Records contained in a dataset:
::::

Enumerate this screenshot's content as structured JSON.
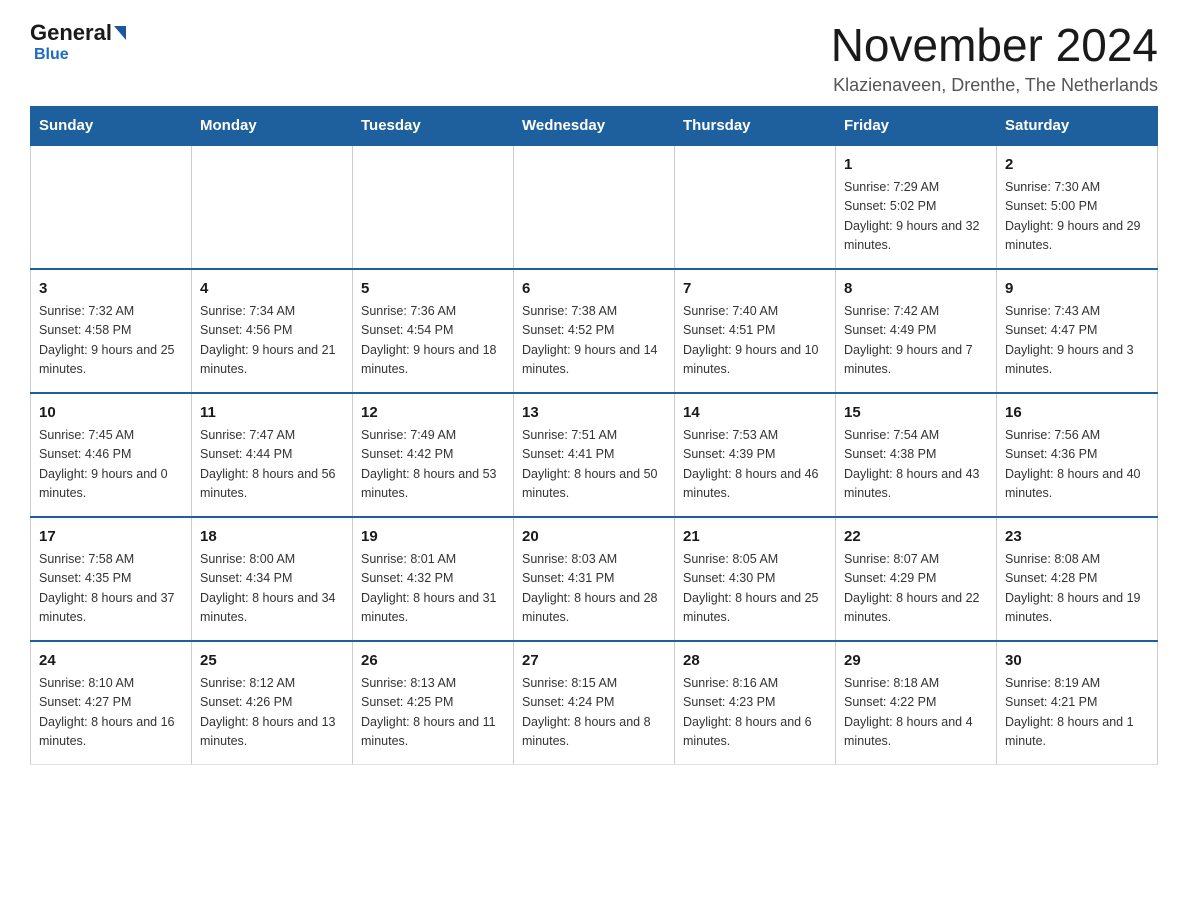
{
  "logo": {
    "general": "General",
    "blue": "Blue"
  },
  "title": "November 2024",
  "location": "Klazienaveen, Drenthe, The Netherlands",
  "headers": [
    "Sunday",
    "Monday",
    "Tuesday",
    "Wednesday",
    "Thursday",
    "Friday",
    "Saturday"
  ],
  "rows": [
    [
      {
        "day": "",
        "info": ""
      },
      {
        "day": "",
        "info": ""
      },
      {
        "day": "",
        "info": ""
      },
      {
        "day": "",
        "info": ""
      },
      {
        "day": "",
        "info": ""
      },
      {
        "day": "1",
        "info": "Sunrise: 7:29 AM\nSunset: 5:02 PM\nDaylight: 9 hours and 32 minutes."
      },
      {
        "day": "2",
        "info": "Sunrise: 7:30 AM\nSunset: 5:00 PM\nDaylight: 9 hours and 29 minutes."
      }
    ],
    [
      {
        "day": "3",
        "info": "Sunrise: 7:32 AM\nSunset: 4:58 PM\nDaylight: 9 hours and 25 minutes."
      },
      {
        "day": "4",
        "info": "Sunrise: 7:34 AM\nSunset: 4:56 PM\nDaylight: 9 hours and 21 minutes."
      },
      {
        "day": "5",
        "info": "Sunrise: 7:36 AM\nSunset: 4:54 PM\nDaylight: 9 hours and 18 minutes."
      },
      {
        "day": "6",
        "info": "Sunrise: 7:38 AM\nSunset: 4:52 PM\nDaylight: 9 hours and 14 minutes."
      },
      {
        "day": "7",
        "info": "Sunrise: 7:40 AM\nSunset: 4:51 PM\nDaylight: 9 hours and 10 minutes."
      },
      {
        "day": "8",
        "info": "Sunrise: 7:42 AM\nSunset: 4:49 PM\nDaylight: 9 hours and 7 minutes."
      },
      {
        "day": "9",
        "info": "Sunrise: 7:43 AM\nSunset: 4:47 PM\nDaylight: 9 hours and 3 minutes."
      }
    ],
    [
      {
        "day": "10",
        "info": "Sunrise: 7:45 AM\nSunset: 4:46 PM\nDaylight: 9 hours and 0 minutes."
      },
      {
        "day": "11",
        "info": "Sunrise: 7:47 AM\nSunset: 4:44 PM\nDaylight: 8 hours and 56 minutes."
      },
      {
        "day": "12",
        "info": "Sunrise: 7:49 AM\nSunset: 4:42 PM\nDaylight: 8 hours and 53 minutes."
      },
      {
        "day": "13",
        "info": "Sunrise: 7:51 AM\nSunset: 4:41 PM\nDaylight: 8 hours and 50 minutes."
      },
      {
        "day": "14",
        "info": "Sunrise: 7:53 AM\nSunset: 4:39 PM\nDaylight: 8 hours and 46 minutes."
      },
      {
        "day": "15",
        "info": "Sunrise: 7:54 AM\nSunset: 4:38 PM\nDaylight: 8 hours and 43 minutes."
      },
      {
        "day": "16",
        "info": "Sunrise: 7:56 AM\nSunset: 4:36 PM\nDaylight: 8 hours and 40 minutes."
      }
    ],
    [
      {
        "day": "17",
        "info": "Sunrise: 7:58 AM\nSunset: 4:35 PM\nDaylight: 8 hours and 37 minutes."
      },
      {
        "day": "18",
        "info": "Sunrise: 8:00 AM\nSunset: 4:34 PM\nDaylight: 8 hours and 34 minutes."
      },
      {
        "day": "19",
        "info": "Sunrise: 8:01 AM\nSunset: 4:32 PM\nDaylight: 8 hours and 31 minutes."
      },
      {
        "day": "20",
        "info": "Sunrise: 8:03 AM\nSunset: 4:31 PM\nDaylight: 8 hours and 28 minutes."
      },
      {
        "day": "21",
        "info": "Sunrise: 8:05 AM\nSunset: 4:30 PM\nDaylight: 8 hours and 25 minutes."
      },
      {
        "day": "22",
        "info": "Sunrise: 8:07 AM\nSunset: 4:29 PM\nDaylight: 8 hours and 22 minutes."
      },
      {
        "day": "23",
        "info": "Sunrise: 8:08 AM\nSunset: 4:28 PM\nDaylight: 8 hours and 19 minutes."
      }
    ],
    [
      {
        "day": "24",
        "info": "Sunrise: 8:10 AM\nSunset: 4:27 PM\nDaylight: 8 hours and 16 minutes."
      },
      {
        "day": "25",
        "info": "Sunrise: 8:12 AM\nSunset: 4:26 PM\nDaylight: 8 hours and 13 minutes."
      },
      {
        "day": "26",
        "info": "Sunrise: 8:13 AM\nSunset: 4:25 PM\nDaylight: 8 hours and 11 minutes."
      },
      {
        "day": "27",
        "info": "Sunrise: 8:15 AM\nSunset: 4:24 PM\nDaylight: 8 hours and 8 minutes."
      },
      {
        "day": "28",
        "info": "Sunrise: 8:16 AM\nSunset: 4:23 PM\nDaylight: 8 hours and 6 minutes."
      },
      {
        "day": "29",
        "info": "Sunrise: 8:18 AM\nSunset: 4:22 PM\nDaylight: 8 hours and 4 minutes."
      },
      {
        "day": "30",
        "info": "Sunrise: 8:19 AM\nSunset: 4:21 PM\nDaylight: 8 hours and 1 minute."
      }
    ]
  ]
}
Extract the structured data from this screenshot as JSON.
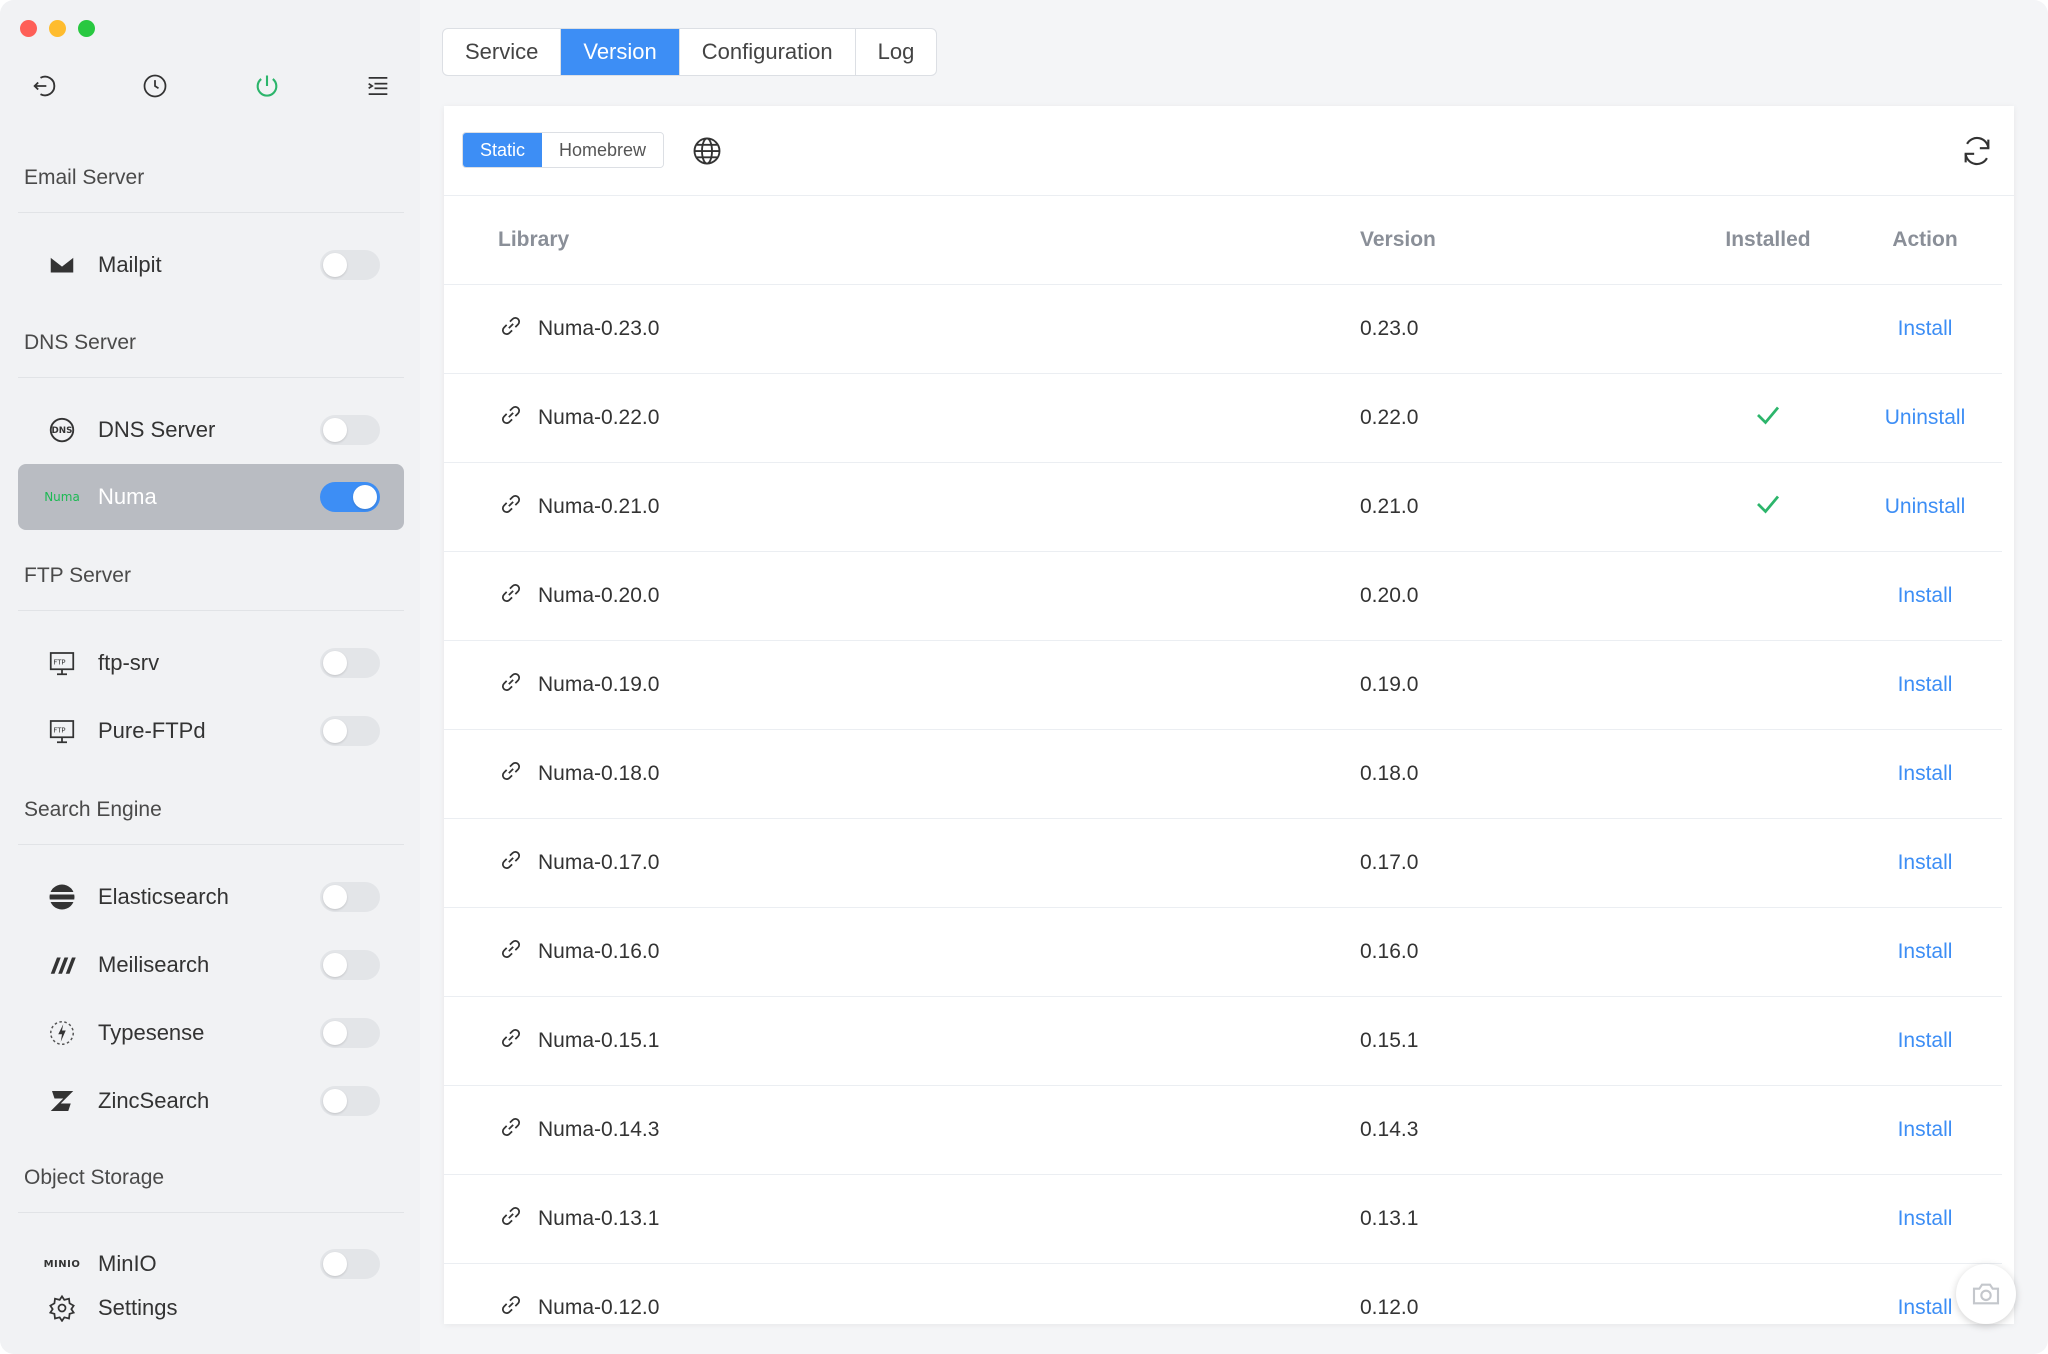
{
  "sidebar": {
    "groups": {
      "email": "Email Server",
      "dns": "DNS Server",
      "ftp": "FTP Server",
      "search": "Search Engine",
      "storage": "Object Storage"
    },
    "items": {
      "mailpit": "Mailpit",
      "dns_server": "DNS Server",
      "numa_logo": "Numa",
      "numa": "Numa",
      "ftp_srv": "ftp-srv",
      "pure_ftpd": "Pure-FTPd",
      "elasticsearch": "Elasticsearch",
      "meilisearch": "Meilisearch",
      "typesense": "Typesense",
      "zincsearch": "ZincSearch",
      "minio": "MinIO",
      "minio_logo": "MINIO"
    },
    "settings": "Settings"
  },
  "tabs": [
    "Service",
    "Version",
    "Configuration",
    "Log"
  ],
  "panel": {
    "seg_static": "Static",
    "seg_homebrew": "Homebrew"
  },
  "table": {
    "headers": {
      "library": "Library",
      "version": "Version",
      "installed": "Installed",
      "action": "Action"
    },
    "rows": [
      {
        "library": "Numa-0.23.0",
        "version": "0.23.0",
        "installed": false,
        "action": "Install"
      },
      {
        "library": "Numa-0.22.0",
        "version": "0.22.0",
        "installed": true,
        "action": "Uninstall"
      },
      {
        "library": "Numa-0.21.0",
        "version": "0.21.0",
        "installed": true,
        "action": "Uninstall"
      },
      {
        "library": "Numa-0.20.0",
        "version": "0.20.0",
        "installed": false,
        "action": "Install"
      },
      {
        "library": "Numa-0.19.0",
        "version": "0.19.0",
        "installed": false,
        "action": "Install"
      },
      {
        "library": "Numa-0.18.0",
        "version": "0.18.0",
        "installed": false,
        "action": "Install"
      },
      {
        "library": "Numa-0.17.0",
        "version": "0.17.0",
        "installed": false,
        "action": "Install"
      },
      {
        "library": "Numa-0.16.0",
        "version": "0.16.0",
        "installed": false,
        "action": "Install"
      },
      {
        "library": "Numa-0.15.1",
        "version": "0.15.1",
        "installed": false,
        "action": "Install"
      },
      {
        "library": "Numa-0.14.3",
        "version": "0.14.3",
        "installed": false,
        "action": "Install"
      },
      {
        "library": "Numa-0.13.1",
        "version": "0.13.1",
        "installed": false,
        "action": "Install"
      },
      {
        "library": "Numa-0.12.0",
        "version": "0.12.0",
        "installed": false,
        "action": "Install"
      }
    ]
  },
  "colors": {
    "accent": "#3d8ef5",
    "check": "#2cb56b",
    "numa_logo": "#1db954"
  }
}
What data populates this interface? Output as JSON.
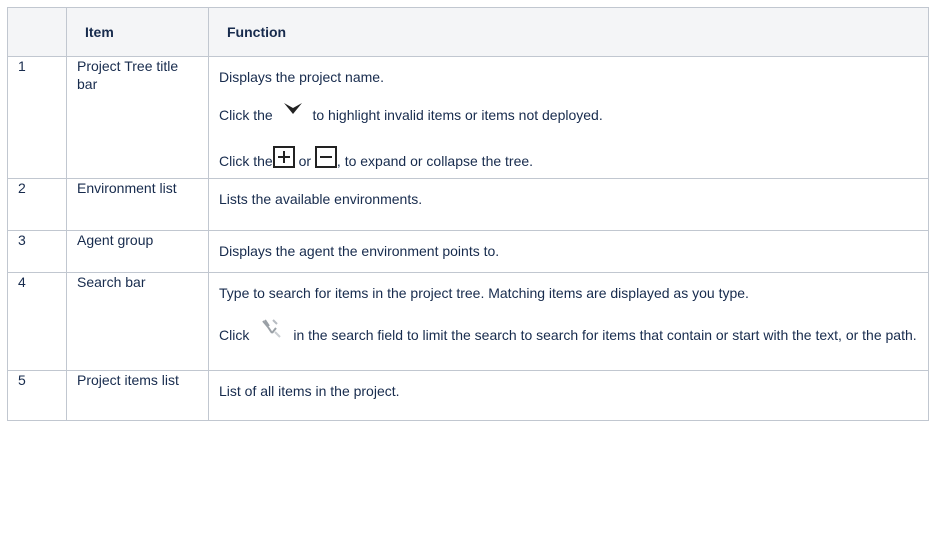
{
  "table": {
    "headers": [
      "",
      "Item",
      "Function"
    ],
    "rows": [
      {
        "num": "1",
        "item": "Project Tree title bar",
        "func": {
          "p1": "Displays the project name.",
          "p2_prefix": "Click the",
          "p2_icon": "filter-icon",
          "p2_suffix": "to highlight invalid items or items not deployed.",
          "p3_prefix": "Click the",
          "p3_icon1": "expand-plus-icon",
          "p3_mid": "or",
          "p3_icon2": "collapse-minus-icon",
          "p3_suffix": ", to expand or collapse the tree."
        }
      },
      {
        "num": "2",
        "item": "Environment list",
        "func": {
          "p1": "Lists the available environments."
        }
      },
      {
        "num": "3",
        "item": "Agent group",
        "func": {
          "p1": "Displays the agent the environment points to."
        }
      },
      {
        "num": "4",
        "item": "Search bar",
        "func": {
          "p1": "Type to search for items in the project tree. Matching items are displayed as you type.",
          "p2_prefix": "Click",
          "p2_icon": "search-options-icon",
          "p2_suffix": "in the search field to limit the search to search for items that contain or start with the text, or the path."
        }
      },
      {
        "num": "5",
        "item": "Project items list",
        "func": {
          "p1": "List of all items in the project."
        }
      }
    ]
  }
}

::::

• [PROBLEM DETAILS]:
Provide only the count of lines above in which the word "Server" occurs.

• [TASK OUTPUT]:
4